This is an extension to the existing routing and does not need to replace it. All the current work on routing is still required for EVs to function correctly.
Elders must retain EV information about each request in order to complete it. If the client never requests the chunk the elder should discard the EV, but how long should the elder wait until they discard it?
The elder needs to resolve the conflict between holding on to the EV for a long time and consuming memory vs discarding the EV too early and being unable to send data to the client.
Once the voucher has been used it can be discarded. This is to prevent the client repeating the request and putting excess load on the elder. The EV acts as a type of rate limiter, however the elder could possibly implement their own rate limit rules.
There’s some possible complexity of trying to deploy this on an already live network, since nodes that have not upgraded would not understand EV requests. This might be an interesting thought experiment about how other potential changes to messages and routing might be possible in the future. BIP9 is worth looking at for historical context.
Use the current routing as-is.
Maybe the client could open their own ‘temporary server’ and allow the node holding the chunk to directly push it to them? This would probably mean the client IP is exposed to every node on the hop so seems unworkable from a privacy perspective. Maybe the first hop in the request route (ie closest to the client) could act as the recipient for the chunk and then push it to the client? The best way to ‘close the loop’ and ‘eliminate hops’ is an open question.
Maybe the need for EVs can be eliminated and clients can simply request closer to the data by some less time-dependent mechanism?
Maybe having many simultaneous connections for every client is adequate to reduce the routing distance? In a large network with long section prefixes this may not be possible.
Which gives the best result: a) slightly more hops with a lot less overall data transfer or b) slightly less hops but a lot more overall data transfer? (See Efficiency Analysis above, lots of TODOs, any help is welcome).
The best way to referee elders to ensure they do not discard EVs too quickly leading to poor experience for clients.
Should this include a way for clients to clear EVs from elders so polite clients can help clear unused EVs from elders without needing to return the data?
Should this be used for PUT as well as GET? Seems like it’s possible.
Can EV spoofing be used as a kind of DOS?
What privacy implications are there?

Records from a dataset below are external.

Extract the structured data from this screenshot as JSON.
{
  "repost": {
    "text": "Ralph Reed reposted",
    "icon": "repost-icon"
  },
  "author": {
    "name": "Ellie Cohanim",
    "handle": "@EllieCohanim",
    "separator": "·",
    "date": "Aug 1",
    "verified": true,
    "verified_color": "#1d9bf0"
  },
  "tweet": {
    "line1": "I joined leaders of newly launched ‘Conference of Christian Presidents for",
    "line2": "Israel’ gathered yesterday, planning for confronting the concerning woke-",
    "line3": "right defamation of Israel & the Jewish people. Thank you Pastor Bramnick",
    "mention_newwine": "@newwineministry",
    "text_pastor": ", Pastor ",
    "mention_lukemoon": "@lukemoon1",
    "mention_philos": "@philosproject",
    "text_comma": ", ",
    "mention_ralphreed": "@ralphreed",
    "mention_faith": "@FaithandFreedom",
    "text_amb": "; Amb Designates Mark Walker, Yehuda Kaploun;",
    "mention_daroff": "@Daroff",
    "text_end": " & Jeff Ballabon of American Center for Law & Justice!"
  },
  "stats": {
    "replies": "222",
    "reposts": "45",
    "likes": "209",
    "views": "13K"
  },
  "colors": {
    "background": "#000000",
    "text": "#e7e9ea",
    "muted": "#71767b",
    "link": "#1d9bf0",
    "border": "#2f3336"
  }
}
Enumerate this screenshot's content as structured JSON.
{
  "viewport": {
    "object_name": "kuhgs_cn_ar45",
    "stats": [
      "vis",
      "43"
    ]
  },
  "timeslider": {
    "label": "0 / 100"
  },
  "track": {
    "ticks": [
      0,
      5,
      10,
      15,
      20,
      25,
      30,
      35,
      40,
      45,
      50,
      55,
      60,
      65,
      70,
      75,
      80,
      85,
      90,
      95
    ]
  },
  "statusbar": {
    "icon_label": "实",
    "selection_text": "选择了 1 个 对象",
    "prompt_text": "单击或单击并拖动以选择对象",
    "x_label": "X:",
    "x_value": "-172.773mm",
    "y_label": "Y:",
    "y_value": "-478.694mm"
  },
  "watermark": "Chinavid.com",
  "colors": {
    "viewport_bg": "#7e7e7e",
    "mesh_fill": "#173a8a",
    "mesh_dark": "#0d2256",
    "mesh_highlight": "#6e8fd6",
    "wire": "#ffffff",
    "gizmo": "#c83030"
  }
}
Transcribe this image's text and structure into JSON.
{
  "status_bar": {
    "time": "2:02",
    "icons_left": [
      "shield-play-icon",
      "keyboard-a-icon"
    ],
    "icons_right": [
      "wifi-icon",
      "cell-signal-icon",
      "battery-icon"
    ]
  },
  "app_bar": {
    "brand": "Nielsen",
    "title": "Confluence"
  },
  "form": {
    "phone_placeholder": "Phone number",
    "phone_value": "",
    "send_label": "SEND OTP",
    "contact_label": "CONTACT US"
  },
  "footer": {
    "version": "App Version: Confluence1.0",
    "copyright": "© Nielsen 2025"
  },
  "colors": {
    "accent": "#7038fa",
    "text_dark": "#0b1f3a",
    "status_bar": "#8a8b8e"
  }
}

How private is the current routing and what changes does EV bring to privacy? What risks to privacy are introduced or mitigated by EVs?